▸ Exercise objective: Return the full set of entries precisely. Do not carry over any pictures.

-------

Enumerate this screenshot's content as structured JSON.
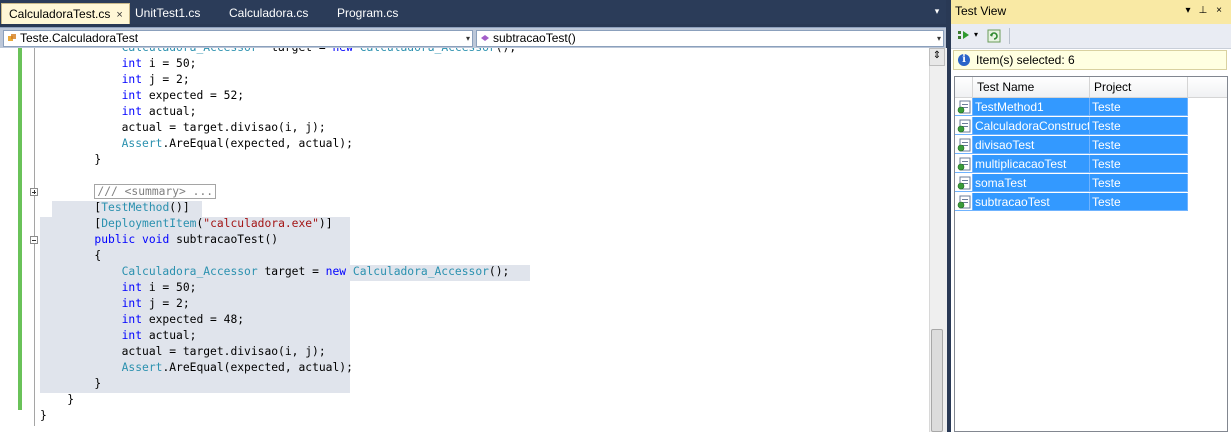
{
  "tabs": [
    {
      "label": "CalculadoraTest.cs",
      "active": true,
      "close": "×"
    },
    {
      "label": "UnitTest1.cs"
    },
    {
      "label": "Calculadora.cs"
    },
    {
      "label": "Program.cs"
    }
  ],
  "tab_dropdown": "▾",
  "nav": {
    "class_combo": "Teste.CalculadoraTest",
    "member_combo": "subtracaoTest()",
    "dropdown_glyph": "▾"
  },
  "code": {
    "lines": [
      {
        "indent": "            ",
        "tokens": [
          [
            "ty",
            "Calculadora_Accessor"
          ],
          [
            "",
            "  target = "
          ],
          [
            "kw",
            "new"
          ],
          [
            "",
            " "
          ],
          [
            "ty",
            "Calculadora_Accessor"
          ],
          [
            "",
            "();"
          ]
        ]
      },
      {
        "indent": "            ",
        "tokens": [
          [
            "kw",
            "int"
          ],
          [
            "",
            " i = 50;"
          ]
        ]
      },
      {
        "indent": "            ",
        "tokens": [
          [
            "kw",
            "int"
          ],
          [
            "",
            " j = 2;"
          ]
        ]
      },
      {
        "indent": "            ",
        "tokens": [
          [
            "kw",
            "int"
          ],
          [
            "",
            " expected = 52;"
          ]
        ]
      },
      {
        "indent": "            ",
        "tokens": [
          [
            "kw",
            "int"
          ],
          [
            "",
            " actual;"
          ]
        ]
      },
      {
        "indent": "            ",
        "tokens": [
          [
            "",
            "actual = target.divisao(i, j);"
          ]
        ]
      },
      {
        "indent": "            ",
        "tokens": [
          [
            "ty",
            "Assert"
          ],
          [
            "",
            ".AreEqual(expected, actual);"
          ]
        ]
      },
      {
        "indent": "        ",
        "tokens": [
          [
            "",
            "}"
          ]
        ]
      },
      {
        "indent": "",
        "tokens": []
      },
      {
        "indent": "        ",
        "tokens": [
          [
            "cm collapsed",
            "/// <summary> ..."
          ]
        ]
      },
      {
        "indent": "        ",
        "tokens": [
          [
            "",
            "["
          ],
          [
            "ty",
            "TestMethod"
          ],
          [
            "",
            "()]"
          ]
        ]
      },
      {
        "indent": "        ",
        "tokens": [
          [
            "",
            "["
          ],
          [
            "ty",
            "DeploymentItem"
          ],
          [
            "",
            "("
          ],
          [
            "st",
            "\"calculadora.exe\""
          ],
          [
            "",
            ")]"
          ]
        ]
      },
      {
        "indent": "        ",
        "tokens": [
          [
            "kw",
            "public"
          ],
          [
            "",
            " "
          ],
          [
            "kw",
            "void"
          ],
          [
            "",
            " subtracaoTest()"
          ]
        ]
      },
      {
        "indent": "        ",
        "tokens": [
          [
            "",
            "{"
          ]
        ]
      },
      {
        "indent": "            ",
        "tokens": [
          [
            "ty",
            "Calculadora_Accessor"
          ],
          [
            "",
            " target = "
          ],
          [
            "kw",
            "new"
          ],
          [
            "",
            " "
          ],
          [
            "ty",
            "Calculadora_Accessor"
          ],
          [
            "",
            "();"
          ]
        ]
      },
      {
        "indent": "            ",
        "tokens": [
          [
            "kw",
            "int"
          ],
          [
            "",
            " i = 50;"
          ]
        ]
      },
      {
        "indent": "            ",
        "tokens": [
          [
            "kw",
            "int"
          ],
          [
            "",
            " j = 2;"
          ]
        ]
      },
      {
        "indent": "            ",
        "tokens": [
          [
            "kw",
            "int"
          ],
          [
            "",
            " expected = 48;"
          ]
        ]
      },
      {
        "indent": "            ",
        "tokens": [
          [
            "kw",
            "int"
          ],
          [
            "",
            " actual;"
          ]
        ]
      },
      {
        "indent": "            ",
        "tokens": [
          [
            "",
            "actual = target.divisao(i, j);"
          ]
        ]
      },
      {
        "indent": "            ",
        "tokens": [
          [
            "ty",
            "Assert"
          ],
          [
            "",
            ".AreEqual(expected, actual);"
          ]
        ]
      },
      {
        "indent": "        ",
        "tokens": [
          [
            "",
            "}"
          ]
        ]
      },
      {
        "indent": "    ",
        "tokens": [
          [
            "",
            "}"
          ]
        ]
      },
      {
        "indent": "",
        "tokens": [
          [
            "",
            "}"
          ]
        ]
      }
    ]
  },
  "test_view": {
    "title": "Test View",
    "pin": "⊥",
    "close": "×",
    "menu": "▾",
    "info": "Item(s) selected: 6",
    "columns": [
      "Test Name",
      "Project"
    ],
    "rows": [
      {
        "name": "TestMethod1",
        "project": "Teste"
      },
      {
        "name": "CalculadoraConstructorTest",
        "project": "Teste"
      },
      {
        "name": "divisaoTest",
        "project": "Teste"
      },
      {
        "name": "multiplicacaoTest",
        "project": "Teste"
      },
      {
        "name": "somaTest",
        "project": "Teste"
      },
      {
        "name": "subtracaoTest",
        "project": "Teste"
      }
    ]
  },
  "colors": {
    "accent": "#3399ff",
    "keyword": "#0000ff",
    "type": "#2b91af",
    "string": "#a31515",
    "comment": "#808080",
    "change_bar": "#6ac259"
  }
}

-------

▸ Solution for this exercise:
Enumerate this screenshot's content as structured JSON.
{
  "tabs": [
    {
      "label": "CalculadoraTest.cs",
      "active": true,
      "close": "×"
    },
    {
      "label": "UnitTest1.cs"
    },
    {
      "label": "Calculadora.cs"
    },
    {
      "label": "Program.cs"
    }
  ],
  "tab_dropdown": "▾",
  "nav": {
    "class_combo": "Teste.CalculadoraTest",
    "member_combo": "subtracaoTest()",
    "dropdown_glyph": "▾"
  },
  "code": {
    "lines": [
      {
        "indent": "            ",
        "tokens": [
          [
            "ty",
            "Calculadora_Accessor"
          ],
          [
            "",
            "  target = "
          ],
          [
            "kw",
            "new"
          ],
          [
            "",
            " "
          ],
          [
            "ty",
            "Calculadora_Accessor"
          ],
          [
            "",
            "();"
          ]
        ]
      },
      {
        "indent": "            ",
        "tokens": [
          [
            "kw",
            "int"
          ],
          [
            "",
            " i = 50;"
          ]
        ]
      },
      {
        "indent": "            ",
        "tokens": [
          [
            "kw",
            "int"
          ],
          [
            "",
            " j = 2;"
          ]
        ]
      },
      {
        "indent": "            ",
        "tokens": [
          [
            "kw",
            "int"
          ],
          [
            "",
            " expected = 52;"
          ]
        ]
      },
      {
        "indent": "            ",
        "tokens": [
          [
            "kw",
            "int"
          ],
          [
            "",
            " actual;"
          ]
        ]
      },
      {
        "indent": "            ",
        "tokens": [
          [
            "",
            "actual = target.divisao(i, j);"
          ]
        ]
      },
      {
        "indent": "            ",
        "tokens": [
          [
            "ty",
            "Assert"
          ],
          [
            "",
            ".AreEqual(expected, actual);"
          ]
        ]
      },
      {
        "indent": "        ",
        "tokens": [
          [
            "",
            "}"
          ]
        ]
      },
      {
        "indent": "",
        "tokens": []
      },
      {
        "indent": "        ",
        "tokens": [
          [
            "cm collapsed",
            "/// <summary> ..."
          ]
        ]
      },
      {
        "indent": "        ",
        "tokens": [
          [
            "",
            "["
          ],
          [
            "ty",
            "TestMethod"
          ],
          [
            "",
            "()]"
          ]
        ]
      },
      {
        "indent": "        ",
        "tokens": [
          [
            "",
            "["
          ],
          [
            "ty",
            "DeploymentItem"
          ],
          [
            "",
            "("
          ],
          [
            "st",
            "\"calculadora.exe\""
          ],
          [
            "",
            ")]"
          ]
        ]
      },
      {
        "indent": "        ",
        "tokens": [
          [
            "kw",
            "public"
          ],
          [
            "",
            " "
          ],
          [
            "kw",
            "void"
          ],
          [
            "",
            " subtracaoTest()"
          ]
        ]
      },
      {
        "indent": "        ",
        "tokens": [
          [
            "",
            "{"
          ]
        ]
      },
      {
        "indent": "            ",
        "tokens": [
          [
            "ty",
            "Calculadora_Accessor"
          ],
          [
            "",
            " target = "
          ],
          [
            "kw",
            "new"
          ],
          [
            "",
            " "
          ],
          [
            "ty",
            "Calculadora_Accessor"
          ],
          [
            "",
            "();"
          ]
        ]
      },
      {
        "indent": "            ",
        "tokens": [
          [
            "kw",
            "int"
          ],
          [
            "",
            " i = 50;"
          ]
        ]
      },
      {
        "indent": "            ",
        "tokens": [
          [
            "kw",
            "int"
          ],
          [
            "",
            " j = 2;"
          ]
        ]
      },
      {
        "indent": "            ",
        "tokens": [
          [
            "kw",
            "int"
          ],
          [
            "",
            " expected = 48;"
          ]
        ]
      },
      {
        "indent": "            ",
        "tokens": [
          [
            "kw",
            "int"
          ],
          [
            "",
            " actual;"
          ]
        ]
      },
      {
        "indent": "            ",
        "tokens": [
          [
            "",
            "actual = target.divisao(i, j);"
          ]
        ]
      },
      {
        "indent": "            ",
        "tokens": [
          [
            "ty",
            "Assert"
          ],
          [
            "",
            ".AreEqual(expected, actual);"
          ]
        ]
      },
      {
        "indent": "        ",
        "tokens": [
          [
            "",
            "}"
          ]
        ]
      },
      {
        "indent": "    ",
        "tokens": [
          [
            "",
            "}"
          ]
        ]
      },
      {
        "indent": "",
        "tokens": [
          [
            "",
            "}"
          ]
        ]
      }
    ]
  },
  "test_view": {
    "title": "Test View",
    "pin": "⊥",
    "close": "×",
    "menu": "▾",
    "info": "Item(s) selected: 6",
    "columns": [
      "Test Name",
      "Project"
    ],
    "rows": [
      {
        "name": "TestMethod1",
        "project": "Teste"
      },
      {
        "name": "CalculadoraConstructorTest",
        "project": "Teste"
      },
      {
        "name": "divisaoTest",
        "project": "Teste"
      },
      {
        "name": "multiplicacaoTest",
        "project": "Teste"
      },
      {
        "name": "somaTest",
        "project": "Teste"
      },
      {
        "name": "subtracaoTest",
        "project": "Teste"
      }
    ]
  },
  "colors": {
    "accent": "#3399ff",
    "keyword": "#0000ff",
    "type": "#2b91af",
    "string": "#a31515",
    "comment": "#808080",
    "change_bar": "#6ac259"
  }
}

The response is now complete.